Daniel Goldsmith, born in Antwerp, Belgium on December 11, 1931 to Polish parents; being raised Orthodox and being educated at a Yeshiva; living in Antwerp under German occupation and suffering under the ever-increasing anti-Jewish measures; his father being transported to a labor camp in France in August 1942 and never hearing from him again; his mother, Ruchel Goldschmidt, who was in contact with the Belgian underground and managed to get some money, safeguard their possessions, and find a hiding place just before and while the Germans raided their neighborhood and ransacked Jewish-owned houses; the Belgians who pointed out Jewish residents; the several instances when Belgians cooperated with the Germans; examples of aid given by non-Jewish Belgians, especially Father André (who was recognized as a “Righteous Gentile”) and other Catholic clergy and nuns; his mother’s work with the underground; being placed with his sister in a convent, then with Christian families after their mother found out the Germans would enter the convent to look for Jewish children; being in a succession of orphanages in Weelde and Mechelen, run by Father Cornelius, from 1943 to 1944, while his sister lived with another Christian family; getting false baptismal papers, changing his name, and living as a Catholic; refusing to convert to Catholicism; how in May 1944 the Germans imprisoned all circumcised boys in the orphanage, then transported them on cattle cars with Jewish children; escaping with several other boys from the moving train and managing to contact a priest who placed each of them in hiding with a different Christian family; how Monsieur and Madame Botier hid Daniel and were kind to him and worked to reunite him with his mother after liberation in September 1944; various placements post liberation, especially in Aische En Refail, Belgium; a French committee that collected hidden Jewish children for Aliyah Bet; his mother receiving an injury during an air raid and not being able to take care of her children at that time; how difficult and painful it was for all parties, especially his sister, when his mother wanted to reclaim her daughter from the Christian family that sheltered her for three years; going to the United States in April 1948 with his mother and his sister; being sponsored by his father’s family; his family’s life shortly after they arrived in the US; and his own life from that time to the present.
Hidden children (Holocaust)--Belgium.
Holocaust, Jewish (1939-1945)--Belgium--Personal narratives.
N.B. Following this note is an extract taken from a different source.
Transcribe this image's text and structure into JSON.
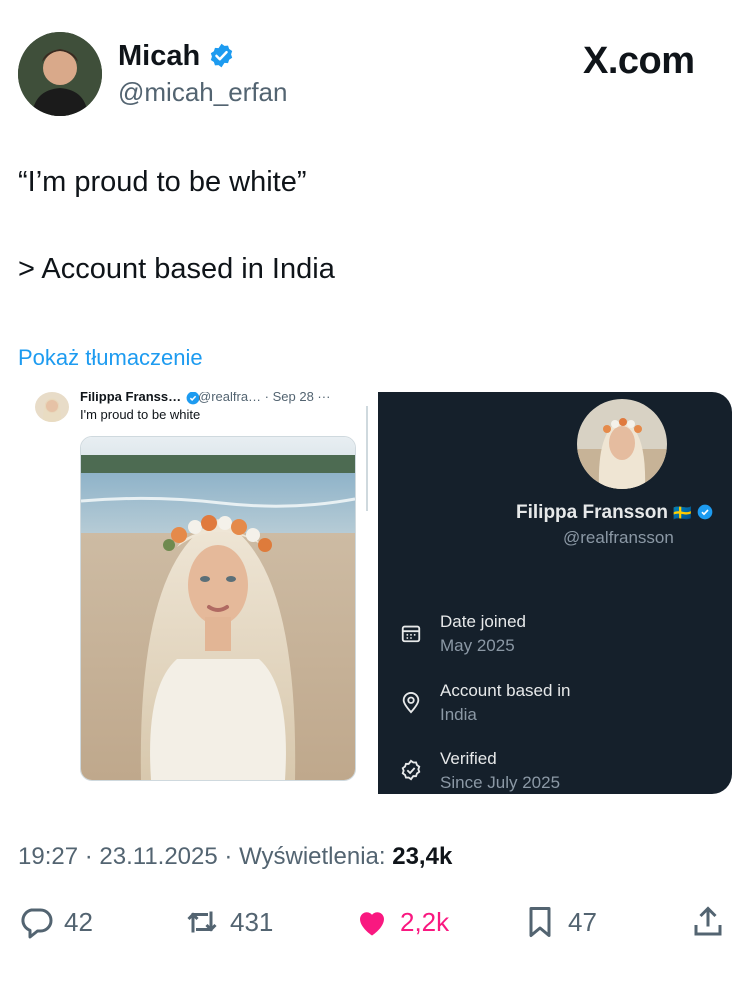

Jewish children in the Holocaust.
Jews--Legal status, laws, etc.--Belgium.
Righteous Gentiles in the Holocaust--Belgium.
World War, 1939-1945--Jews--Rescue--Belgium.
World War, 1939-1945--Underground movements--Belgium.